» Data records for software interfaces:

────────────────────

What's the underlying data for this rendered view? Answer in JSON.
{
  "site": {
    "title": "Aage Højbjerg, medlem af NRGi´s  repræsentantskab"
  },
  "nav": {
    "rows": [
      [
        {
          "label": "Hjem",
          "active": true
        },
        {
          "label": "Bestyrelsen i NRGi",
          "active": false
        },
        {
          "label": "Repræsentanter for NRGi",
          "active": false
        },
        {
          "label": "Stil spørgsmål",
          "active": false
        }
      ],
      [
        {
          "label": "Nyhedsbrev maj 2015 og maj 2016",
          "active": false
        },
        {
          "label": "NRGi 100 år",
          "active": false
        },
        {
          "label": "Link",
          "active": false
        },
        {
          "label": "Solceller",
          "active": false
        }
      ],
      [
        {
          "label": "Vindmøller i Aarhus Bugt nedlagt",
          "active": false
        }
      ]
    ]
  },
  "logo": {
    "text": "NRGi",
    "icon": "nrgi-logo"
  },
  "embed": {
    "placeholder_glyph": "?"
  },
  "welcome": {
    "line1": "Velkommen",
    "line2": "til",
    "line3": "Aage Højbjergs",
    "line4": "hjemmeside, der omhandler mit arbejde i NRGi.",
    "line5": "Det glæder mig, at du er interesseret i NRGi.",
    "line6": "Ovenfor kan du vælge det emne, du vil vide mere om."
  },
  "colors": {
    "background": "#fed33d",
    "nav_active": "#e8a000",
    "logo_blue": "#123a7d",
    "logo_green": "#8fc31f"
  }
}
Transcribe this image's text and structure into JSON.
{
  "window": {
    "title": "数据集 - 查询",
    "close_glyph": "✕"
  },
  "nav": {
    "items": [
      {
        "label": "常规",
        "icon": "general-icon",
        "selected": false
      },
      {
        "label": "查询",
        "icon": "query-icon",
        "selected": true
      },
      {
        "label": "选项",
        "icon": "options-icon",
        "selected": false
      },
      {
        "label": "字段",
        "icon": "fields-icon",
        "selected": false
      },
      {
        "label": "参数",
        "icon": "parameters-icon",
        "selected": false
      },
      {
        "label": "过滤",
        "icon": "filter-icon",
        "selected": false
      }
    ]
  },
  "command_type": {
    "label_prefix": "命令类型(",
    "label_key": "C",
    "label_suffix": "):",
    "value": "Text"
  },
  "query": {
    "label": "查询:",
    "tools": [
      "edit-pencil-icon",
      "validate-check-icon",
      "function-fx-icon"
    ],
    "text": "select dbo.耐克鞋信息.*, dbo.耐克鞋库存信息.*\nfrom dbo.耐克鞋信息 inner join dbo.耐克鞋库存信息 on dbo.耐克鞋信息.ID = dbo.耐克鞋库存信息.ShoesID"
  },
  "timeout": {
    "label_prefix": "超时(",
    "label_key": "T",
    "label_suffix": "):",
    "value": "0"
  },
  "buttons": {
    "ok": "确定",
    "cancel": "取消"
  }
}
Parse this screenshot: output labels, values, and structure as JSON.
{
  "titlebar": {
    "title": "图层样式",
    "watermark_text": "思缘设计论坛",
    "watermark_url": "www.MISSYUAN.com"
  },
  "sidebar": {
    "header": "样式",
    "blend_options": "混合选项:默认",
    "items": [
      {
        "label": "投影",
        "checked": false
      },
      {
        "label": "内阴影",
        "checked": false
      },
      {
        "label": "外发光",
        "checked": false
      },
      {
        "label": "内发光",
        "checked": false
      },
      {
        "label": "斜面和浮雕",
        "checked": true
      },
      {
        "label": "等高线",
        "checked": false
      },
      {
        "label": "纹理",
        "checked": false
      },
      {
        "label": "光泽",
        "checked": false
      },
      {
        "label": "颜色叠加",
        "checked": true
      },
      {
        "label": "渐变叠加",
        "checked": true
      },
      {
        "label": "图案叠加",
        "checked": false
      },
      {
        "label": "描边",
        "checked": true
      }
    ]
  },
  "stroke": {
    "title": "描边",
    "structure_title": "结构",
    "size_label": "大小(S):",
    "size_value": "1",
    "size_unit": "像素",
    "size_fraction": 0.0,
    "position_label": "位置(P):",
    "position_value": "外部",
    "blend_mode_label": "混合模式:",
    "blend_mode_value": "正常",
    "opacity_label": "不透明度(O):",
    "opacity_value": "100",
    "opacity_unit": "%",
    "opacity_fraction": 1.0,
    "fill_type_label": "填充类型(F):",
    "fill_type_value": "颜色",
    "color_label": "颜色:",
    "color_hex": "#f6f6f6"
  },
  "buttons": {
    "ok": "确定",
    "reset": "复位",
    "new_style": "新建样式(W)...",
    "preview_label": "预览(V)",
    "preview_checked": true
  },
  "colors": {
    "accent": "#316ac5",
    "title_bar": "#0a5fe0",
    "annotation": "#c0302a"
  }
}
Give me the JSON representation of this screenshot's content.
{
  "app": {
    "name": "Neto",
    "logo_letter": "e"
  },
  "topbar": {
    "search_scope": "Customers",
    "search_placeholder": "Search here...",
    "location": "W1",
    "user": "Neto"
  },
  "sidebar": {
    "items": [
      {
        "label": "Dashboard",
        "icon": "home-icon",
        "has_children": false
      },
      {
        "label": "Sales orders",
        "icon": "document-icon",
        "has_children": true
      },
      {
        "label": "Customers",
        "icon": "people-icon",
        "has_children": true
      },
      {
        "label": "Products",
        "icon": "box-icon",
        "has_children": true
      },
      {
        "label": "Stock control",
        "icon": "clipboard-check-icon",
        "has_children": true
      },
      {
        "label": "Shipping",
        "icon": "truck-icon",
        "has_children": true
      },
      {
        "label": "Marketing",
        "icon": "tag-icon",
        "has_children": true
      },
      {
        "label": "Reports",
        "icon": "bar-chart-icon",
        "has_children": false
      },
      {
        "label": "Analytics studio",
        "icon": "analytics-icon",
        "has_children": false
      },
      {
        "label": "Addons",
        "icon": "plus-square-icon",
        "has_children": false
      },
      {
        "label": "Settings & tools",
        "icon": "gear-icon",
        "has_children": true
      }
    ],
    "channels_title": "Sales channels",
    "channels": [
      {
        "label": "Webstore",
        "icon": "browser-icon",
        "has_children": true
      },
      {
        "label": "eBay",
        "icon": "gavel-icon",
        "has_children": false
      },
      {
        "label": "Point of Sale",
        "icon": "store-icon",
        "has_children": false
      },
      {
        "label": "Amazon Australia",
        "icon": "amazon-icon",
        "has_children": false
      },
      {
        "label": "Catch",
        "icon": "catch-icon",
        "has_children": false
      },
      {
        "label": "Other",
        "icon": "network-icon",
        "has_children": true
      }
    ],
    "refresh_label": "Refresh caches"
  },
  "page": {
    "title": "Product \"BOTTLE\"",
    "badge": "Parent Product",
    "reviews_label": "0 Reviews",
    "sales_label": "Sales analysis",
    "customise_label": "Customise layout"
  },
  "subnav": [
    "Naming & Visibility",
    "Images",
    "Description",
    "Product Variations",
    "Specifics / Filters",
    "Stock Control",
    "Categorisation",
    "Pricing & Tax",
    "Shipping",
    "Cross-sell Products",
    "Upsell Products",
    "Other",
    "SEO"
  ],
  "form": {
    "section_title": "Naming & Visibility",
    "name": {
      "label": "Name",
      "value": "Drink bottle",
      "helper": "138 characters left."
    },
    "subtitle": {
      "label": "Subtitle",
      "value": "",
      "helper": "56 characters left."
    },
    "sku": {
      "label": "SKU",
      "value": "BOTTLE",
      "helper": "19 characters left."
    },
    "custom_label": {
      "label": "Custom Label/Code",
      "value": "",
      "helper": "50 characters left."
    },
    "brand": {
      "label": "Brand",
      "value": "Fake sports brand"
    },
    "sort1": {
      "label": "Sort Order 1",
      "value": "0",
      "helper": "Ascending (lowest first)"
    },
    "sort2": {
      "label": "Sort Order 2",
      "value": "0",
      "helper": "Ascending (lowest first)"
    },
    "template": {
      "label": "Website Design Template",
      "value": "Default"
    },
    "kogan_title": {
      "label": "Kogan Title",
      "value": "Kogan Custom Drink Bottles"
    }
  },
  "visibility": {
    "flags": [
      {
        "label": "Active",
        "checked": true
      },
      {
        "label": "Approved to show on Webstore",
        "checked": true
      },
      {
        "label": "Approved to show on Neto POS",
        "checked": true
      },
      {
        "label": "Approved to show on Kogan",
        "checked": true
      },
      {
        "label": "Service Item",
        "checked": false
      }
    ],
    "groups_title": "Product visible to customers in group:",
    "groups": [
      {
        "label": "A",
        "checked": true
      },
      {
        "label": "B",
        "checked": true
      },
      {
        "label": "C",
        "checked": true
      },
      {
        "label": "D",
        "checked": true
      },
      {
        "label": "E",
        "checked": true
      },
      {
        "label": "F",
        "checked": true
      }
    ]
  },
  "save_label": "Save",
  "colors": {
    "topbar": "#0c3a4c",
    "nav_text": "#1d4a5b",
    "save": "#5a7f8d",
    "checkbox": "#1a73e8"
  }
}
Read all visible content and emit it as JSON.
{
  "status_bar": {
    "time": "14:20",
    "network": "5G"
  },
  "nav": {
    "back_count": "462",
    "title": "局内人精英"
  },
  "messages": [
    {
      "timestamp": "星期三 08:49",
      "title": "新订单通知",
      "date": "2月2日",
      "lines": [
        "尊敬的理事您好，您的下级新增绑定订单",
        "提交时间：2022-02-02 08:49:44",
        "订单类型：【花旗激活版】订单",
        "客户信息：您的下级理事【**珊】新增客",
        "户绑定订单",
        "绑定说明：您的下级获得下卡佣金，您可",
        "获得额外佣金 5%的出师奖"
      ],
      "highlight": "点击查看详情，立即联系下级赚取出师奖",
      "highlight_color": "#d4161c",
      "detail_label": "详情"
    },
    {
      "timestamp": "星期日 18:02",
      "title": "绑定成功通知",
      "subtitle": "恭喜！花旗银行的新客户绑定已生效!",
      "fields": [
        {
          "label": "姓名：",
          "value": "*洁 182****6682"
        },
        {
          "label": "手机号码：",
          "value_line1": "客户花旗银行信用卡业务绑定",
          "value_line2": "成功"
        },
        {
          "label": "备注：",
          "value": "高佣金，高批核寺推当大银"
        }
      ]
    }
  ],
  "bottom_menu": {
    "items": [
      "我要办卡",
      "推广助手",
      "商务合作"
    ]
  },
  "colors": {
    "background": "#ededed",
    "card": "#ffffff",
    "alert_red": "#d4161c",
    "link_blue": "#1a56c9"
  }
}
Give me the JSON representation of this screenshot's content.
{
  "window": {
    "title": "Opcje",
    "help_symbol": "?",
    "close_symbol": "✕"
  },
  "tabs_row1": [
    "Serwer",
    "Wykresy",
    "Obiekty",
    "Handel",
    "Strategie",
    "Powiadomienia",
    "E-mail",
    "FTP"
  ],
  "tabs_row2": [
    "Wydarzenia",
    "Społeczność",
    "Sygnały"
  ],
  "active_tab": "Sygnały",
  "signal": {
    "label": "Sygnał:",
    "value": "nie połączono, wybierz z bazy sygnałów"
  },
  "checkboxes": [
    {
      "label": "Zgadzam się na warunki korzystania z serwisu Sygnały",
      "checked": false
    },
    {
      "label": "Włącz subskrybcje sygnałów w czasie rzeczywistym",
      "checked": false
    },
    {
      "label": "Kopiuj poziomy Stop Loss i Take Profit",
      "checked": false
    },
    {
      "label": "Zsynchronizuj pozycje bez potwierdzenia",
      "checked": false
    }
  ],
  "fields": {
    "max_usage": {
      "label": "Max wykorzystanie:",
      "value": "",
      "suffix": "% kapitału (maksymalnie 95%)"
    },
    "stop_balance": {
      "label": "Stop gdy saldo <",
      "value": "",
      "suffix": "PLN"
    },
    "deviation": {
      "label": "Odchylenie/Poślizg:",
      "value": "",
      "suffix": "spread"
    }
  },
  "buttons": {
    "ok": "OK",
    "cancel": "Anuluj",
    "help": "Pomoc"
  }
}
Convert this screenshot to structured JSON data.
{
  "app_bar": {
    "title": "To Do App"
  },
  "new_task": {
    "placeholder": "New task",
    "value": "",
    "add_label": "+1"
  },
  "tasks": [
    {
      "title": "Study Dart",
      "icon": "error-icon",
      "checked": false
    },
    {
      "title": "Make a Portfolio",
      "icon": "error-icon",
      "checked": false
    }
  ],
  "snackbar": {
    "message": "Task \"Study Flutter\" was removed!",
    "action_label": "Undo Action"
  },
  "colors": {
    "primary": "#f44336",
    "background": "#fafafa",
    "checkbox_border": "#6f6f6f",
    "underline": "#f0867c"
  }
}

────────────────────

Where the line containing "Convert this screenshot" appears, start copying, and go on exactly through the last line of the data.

Convert this screenshot to structured JSON data.
{
  "app_bar": {
    "title": "To Do App"
  },
  "new_task": {
    "placeholder": "New task",
    "value": "",
    "add_label": "+1"
  },
  "tasks": [
    {
      "title": "Study Dart",
      "icon": "error-icon",
      "checked": false
    },
    {
      "title": "Make a Portfolio",
      "icon": "error-icon",
      "checked": false
    }
  ],
  "snackbar": {
    "message": "Task \"Study Flutter\" was removed!",
    "action_label": "Undo Action"
  },
  "colors": {
    "primary": "#f44336",
    "background": "#fafafa",
    "checkbox_border": "#6f6f6f",
    "underline": "#f0867c"
  }
}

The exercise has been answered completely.